◆ **DATASET EXCERPTS**:
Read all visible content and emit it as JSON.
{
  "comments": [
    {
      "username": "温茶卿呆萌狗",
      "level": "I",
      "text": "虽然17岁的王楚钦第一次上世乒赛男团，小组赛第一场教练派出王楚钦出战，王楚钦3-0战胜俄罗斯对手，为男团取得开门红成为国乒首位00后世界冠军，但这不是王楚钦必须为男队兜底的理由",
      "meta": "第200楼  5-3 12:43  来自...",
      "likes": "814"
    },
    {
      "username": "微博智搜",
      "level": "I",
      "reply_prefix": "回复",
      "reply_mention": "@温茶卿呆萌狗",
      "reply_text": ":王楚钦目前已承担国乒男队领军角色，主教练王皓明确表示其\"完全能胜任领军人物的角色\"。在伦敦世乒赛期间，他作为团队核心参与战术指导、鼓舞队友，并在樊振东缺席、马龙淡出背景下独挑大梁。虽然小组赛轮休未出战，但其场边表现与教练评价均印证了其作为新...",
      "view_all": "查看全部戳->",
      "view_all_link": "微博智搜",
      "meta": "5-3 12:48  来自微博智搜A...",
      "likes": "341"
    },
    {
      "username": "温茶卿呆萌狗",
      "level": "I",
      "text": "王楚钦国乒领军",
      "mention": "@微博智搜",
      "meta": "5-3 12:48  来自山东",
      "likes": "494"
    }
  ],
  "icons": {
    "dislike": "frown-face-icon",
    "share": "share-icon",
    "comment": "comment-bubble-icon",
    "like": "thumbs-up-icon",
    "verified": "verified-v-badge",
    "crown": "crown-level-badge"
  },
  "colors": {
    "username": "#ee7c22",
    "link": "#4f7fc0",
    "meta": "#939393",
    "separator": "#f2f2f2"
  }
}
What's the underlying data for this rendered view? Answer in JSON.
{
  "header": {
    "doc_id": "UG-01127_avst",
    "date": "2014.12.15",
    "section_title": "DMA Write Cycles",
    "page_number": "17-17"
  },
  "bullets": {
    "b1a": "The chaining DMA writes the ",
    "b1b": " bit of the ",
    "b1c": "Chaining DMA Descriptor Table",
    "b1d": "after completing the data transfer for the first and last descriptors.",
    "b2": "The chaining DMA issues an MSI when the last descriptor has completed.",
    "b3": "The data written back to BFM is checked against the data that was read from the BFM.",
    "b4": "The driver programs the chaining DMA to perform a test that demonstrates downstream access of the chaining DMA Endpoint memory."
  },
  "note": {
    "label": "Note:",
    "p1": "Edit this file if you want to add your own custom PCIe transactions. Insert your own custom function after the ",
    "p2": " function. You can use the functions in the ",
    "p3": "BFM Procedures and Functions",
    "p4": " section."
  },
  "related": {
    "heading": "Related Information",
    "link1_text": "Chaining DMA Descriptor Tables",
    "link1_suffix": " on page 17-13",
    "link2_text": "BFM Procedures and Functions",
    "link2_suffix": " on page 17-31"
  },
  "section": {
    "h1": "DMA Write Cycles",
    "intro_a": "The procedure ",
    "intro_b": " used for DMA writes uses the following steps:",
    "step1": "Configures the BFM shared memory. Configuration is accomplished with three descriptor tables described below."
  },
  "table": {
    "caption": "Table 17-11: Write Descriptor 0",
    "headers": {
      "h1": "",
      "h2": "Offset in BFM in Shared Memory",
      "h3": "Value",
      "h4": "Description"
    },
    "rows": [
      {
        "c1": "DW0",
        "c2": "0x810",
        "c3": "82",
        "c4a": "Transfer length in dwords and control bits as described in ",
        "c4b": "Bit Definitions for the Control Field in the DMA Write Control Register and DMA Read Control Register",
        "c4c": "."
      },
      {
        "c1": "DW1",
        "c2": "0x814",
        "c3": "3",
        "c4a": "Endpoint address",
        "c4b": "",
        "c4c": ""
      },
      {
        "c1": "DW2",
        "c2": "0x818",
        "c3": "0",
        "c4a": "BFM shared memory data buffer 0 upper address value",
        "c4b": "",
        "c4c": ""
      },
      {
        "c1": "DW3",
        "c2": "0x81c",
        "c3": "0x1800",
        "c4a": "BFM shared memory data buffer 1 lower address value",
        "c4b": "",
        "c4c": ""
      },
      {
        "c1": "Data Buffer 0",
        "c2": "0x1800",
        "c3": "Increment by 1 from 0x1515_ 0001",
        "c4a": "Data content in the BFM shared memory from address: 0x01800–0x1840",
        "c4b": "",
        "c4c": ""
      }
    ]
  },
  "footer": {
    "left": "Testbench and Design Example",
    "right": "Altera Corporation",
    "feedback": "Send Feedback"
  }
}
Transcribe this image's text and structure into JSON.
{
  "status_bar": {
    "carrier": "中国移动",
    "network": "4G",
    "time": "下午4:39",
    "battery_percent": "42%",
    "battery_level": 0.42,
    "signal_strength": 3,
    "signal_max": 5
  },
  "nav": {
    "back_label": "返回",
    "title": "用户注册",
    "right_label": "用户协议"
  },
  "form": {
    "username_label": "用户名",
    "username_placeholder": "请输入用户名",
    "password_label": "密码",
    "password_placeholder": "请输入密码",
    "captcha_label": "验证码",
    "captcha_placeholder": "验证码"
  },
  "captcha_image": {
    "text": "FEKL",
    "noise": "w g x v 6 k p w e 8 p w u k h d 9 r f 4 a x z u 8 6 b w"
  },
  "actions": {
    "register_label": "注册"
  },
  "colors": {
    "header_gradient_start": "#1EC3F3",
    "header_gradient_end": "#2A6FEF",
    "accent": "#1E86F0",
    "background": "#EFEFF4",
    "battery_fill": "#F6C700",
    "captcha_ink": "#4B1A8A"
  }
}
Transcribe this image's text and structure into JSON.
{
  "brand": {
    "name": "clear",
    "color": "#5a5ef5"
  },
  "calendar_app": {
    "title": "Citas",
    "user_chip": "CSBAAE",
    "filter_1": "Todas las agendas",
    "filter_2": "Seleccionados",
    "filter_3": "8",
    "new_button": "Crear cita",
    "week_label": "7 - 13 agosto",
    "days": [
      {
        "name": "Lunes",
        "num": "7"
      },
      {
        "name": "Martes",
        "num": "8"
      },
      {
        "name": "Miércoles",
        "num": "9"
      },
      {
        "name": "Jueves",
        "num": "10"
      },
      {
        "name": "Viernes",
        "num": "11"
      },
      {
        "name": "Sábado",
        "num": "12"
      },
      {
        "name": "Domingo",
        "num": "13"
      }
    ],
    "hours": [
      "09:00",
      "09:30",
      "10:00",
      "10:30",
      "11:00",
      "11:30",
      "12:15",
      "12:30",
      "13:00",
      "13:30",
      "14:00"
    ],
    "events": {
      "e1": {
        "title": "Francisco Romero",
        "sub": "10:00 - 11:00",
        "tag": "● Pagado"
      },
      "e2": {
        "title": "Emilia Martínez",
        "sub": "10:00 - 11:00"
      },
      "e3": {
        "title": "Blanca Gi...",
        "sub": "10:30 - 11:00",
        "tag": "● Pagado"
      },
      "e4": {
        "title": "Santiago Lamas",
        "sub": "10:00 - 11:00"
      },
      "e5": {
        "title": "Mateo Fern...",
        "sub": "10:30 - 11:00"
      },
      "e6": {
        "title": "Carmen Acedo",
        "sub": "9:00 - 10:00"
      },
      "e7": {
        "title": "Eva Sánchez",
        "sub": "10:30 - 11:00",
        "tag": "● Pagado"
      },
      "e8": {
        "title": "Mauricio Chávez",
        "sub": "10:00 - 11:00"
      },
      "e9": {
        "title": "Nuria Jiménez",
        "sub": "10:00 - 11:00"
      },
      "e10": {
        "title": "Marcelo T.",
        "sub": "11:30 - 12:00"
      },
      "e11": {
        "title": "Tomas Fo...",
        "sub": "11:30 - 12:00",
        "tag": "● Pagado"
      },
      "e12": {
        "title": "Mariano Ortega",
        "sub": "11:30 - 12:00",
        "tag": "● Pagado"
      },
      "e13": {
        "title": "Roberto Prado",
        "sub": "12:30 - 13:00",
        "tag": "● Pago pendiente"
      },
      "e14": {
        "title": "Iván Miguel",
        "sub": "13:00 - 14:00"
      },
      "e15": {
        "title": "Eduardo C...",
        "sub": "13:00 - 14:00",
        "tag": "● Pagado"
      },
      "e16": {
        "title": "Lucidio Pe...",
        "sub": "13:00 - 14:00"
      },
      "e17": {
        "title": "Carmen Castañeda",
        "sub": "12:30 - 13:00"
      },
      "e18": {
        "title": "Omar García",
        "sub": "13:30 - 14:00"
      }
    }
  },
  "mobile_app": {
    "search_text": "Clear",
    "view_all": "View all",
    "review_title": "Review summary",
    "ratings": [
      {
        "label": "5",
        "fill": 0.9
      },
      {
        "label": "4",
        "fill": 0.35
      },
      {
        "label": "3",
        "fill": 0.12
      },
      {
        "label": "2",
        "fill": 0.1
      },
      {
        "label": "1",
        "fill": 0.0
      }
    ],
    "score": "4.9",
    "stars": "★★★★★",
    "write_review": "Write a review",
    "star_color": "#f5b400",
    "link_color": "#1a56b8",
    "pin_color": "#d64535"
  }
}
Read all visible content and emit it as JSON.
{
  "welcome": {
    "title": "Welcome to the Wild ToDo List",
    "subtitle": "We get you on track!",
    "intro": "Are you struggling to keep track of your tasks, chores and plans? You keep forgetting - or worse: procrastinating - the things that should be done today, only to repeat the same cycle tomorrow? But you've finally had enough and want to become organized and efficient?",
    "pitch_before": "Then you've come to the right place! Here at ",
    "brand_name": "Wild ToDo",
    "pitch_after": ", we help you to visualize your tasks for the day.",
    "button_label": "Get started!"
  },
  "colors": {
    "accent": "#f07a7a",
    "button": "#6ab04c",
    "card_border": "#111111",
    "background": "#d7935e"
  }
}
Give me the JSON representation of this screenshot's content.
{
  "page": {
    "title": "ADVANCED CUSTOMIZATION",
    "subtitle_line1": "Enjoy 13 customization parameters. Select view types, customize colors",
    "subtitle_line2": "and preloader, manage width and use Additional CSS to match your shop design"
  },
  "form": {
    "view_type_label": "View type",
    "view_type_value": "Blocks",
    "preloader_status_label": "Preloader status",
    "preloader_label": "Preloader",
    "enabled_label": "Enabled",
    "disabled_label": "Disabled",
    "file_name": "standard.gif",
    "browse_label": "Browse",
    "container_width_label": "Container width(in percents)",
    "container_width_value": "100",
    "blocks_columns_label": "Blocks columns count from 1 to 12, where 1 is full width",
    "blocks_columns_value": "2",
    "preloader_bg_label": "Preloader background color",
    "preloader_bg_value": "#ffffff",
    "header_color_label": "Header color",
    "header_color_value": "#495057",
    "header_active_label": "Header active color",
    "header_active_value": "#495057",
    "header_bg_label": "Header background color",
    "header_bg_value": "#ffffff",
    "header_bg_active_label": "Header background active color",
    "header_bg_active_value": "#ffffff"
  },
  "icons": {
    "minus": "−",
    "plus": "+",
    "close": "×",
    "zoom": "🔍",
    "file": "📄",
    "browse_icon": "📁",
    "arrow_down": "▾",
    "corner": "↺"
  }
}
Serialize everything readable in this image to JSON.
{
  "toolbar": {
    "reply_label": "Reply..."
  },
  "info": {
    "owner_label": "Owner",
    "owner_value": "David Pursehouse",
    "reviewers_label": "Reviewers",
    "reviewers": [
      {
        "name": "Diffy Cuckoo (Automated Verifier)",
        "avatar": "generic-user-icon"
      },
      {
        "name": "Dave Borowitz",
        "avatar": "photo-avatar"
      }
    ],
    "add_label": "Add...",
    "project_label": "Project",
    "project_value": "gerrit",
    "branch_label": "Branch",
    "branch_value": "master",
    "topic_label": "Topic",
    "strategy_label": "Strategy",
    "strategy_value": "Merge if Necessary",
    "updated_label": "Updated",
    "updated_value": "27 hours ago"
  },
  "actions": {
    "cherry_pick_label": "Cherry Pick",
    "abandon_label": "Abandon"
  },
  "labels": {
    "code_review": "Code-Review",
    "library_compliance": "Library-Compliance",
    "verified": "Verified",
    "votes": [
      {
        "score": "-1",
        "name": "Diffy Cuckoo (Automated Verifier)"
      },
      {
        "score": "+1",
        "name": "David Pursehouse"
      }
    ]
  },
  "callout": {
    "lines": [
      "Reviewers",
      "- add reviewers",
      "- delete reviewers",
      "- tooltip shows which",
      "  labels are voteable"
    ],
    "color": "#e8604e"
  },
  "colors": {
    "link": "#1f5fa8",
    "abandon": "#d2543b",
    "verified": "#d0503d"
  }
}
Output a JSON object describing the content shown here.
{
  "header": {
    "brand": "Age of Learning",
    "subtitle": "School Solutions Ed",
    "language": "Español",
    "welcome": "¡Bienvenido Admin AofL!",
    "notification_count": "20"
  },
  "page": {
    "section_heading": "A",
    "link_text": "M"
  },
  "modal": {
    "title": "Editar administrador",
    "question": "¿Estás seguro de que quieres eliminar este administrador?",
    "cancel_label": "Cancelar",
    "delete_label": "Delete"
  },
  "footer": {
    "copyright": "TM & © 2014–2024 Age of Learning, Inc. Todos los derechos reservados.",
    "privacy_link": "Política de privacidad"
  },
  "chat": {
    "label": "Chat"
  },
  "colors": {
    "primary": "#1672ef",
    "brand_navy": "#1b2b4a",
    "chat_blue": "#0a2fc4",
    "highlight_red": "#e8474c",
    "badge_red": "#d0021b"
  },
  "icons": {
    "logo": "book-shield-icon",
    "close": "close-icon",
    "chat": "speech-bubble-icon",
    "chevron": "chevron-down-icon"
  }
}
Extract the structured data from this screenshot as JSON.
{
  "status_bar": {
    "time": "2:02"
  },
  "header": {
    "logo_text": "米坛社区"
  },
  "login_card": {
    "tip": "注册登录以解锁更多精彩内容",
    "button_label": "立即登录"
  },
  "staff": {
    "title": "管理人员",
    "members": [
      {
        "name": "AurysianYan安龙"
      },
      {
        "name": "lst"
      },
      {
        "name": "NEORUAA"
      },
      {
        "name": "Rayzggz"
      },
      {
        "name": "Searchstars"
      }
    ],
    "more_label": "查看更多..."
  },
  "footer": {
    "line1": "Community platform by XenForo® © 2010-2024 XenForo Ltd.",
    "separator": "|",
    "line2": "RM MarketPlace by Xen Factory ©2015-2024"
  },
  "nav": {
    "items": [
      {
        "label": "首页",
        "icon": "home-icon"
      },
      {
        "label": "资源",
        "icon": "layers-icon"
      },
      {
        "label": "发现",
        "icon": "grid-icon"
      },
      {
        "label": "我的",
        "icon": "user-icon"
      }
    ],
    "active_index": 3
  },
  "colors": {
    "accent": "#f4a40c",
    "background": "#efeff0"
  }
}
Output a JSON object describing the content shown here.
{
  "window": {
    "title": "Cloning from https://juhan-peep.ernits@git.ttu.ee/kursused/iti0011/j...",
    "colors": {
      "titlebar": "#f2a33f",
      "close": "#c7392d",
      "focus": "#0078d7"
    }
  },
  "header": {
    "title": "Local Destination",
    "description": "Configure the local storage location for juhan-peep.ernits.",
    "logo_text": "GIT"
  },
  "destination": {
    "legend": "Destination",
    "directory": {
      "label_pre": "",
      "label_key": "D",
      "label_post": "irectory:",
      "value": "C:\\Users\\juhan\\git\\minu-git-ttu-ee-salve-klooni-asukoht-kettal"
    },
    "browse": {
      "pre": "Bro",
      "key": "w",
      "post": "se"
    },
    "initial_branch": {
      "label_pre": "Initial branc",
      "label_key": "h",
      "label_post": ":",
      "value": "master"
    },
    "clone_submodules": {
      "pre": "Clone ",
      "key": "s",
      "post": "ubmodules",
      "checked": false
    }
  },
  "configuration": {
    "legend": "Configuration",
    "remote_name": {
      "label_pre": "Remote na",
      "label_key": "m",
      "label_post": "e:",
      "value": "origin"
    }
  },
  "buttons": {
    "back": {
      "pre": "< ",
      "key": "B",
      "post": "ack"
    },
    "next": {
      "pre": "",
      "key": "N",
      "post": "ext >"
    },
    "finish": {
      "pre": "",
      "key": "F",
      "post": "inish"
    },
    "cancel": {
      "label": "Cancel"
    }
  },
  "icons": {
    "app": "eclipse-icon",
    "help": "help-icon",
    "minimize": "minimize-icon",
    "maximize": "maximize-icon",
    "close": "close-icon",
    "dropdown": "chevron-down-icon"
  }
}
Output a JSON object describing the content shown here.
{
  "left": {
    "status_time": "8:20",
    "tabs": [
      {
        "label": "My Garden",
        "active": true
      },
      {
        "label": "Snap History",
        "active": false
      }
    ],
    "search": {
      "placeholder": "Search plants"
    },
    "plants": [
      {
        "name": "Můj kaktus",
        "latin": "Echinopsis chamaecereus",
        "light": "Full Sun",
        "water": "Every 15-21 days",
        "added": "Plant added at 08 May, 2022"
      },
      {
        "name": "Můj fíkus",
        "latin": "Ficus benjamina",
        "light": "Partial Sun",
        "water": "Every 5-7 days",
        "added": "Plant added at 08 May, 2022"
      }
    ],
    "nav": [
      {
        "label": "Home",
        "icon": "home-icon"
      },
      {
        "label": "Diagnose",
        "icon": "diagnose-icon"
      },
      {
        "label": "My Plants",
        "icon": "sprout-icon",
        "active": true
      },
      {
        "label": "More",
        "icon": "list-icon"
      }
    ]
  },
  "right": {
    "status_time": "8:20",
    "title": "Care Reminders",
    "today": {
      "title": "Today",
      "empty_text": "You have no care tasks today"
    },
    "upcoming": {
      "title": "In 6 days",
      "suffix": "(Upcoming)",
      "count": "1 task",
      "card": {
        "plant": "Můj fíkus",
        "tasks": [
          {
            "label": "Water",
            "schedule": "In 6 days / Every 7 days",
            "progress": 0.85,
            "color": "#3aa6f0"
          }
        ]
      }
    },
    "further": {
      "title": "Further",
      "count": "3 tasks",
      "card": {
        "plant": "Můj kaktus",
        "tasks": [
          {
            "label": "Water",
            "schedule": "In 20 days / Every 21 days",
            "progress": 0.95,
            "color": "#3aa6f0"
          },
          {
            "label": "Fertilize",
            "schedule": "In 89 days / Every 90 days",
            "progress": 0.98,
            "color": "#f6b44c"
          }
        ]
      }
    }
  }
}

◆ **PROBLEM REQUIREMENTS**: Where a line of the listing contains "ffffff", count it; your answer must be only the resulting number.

◆ **PROBLEM SOLUTION**: 3